Finding home and happiness in Chicago
E4E-Chicago teacher Ann Dipaola shares with Outreach Director Erica Henry how immigrating to the United States from Argentina and moving around the country has shaped her education, career choices, and the kind of learning experiences she hopes to provide her students as a special education teacher in Chicago.
Erica Henry (EH): What was your experience was like growing up around the country?
Annie Dipaola (AD): I was born in Buenos Aires, Argentina in 1995. When I was two months old, my family moved to Southern California, and I became a dual citizen in both Argentina and the United States. I believe both countries have shaped who I am today as a person and as a teacher.

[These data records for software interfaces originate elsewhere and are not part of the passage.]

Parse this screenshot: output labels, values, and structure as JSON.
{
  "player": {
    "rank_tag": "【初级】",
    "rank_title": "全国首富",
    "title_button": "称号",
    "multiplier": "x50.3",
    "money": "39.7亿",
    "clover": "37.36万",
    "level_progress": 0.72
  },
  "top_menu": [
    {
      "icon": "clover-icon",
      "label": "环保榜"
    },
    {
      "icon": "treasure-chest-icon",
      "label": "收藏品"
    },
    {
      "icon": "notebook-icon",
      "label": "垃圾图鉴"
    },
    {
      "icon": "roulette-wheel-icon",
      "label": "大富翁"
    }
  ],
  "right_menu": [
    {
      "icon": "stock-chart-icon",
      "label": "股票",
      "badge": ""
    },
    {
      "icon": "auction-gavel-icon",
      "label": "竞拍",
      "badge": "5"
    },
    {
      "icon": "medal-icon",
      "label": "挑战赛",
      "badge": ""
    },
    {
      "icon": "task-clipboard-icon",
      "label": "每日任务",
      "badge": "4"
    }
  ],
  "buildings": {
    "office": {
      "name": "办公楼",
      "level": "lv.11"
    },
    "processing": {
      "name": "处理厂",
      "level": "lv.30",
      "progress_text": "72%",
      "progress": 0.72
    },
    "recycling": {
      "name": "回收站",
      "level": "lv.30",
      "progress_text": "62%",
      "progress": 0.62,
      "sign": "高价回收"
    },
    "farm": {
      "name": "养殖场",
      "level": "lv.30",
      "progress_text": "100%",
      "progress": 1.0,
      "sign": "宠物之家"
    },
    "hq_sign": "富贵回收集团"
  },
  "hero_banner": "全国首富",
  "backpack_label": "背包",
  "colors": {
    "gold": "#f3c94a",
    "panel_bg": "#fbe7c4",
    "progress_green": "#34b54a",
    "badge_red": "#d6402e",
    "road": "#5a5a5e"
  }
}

When I turned five my father’s job moved us again to Iowa City. At 12 years old we then moved to Colorado, again due to my dad’s work. I was sad to leave all my childhood friends but Colorado was a great way for me to again experience a different part of the United States. Those moves taught me that I enjoy change, so I set my sights on Chicago for college.
EH: What made your family decide to immigrate to the United States?
AD: My parents met in California when my dad moved from Buenos Aires for a rock climbing instructor position. My mom was his boss and she followed him to Buenos Aires when he went back. My father explained that they chose to immigrate back to the United States when I was two months old so that they could provide my brother and me more life options. Although my parents loved Argentina, my father knew how difficult it is to grow up in South America. He had spent his life in a low-income household in the heart of Buenos Aires and admitted that he felt consistently pushed to make bad choices because of those circumstances. He wanted a different life for us. He, along with my mother, believed that by moving to the States they could provide my brother, Jose, and me with more resources than they could provide if we had stayed in Argentina.
EH: How did the decision to come to the United States impact or change your educational experiences?
AD: If I had stayed in Argentina my parents would have had to pay for a private school education, as the public schools are some of the most dangerous in the country. By coming to the U.S. I was able to stay in the public school system my whole life, allowing me to experience a rich diversity of people and opinions throughout my education. Additionally, moving from state to state helped me gain the confidence I needed to move to Chicago on my own. Joining DePaul University was one of the best decisions I’ve ever made, and I believe I would not have had the courage to choose Chicago if I hadn’t traveled growing up.
EH: Did you always want to be a teacher? What made you decide on this profession?
I chose to become a teacher my sophomore year of college. I was originally a business administration major, but after feeling unfulfilled with my first year of classes I was forced to reflect on what made me happy. I realized that in high school when I spent a summer as a counselor at Easter Seals Rocky Mountain Village in Empire, Colorado, I loved that I could support kids with disabilities for a week as they learned to ride horses, rock climb, and attend a prom, free of stigma or restrictions. That experience motivated me to change my major to special education. The more I learned about special education, the more I realized that there are so many different ways to teach. I realized it is the teacher’s responsibility to help each student succeed, whether it is differentiating an entire classroom structure or manipulating the environment to make sure students prosper.
EH: Have your first few months in the classroom influenced the way you view education?
AD: My first few months have allowed me to learn so much about special education. I have seven students, all of whom are at different levels of learning. The students range from verbal to nonverbal, low to high comprehension, and moderate to severe behavior. The amount of differentiation I have had to complete to prepare my classroom was extremely challenging but beneficial to the students. All students are able to learn and progress, but instructor approach is critical to that progression Every day I need multiple methods of teaching a topic to help students master different ways of learning and understanding concepts.
EH: What motivates you to continue in this work as a first year teacher?
AD: I am motivated daily by the reality that I have had the luxury of becoming a dual citizen at two months old, while others are fighting just to be accepted as a fellow citizen in the United States. I have been lucky enough to be provided with a wonderful and affordable education, while others do not have the option of pursuing a higher degree. I have been in classrooms where I did not feel ridiculed for my abilities and was never given up on by my teachers, while others struggle with daily tasks because of their disabilities. I remember every day that others are not given the same privileges I have been given and that they deserve the same chance to succeed.
EH: What gives you hope about the future of education?
AP: In my time as a student teacher and within the first few months of teaching I have seen phenomenal teachers who care immensely about their students. Teachers go above and beyond for their students, despite government cutbacks and larger class sizes. They push forward to ensure that their students succeed. I believe as long as we have teachers who care and have high expectations, students will be given the opportunities they deserve to prosper.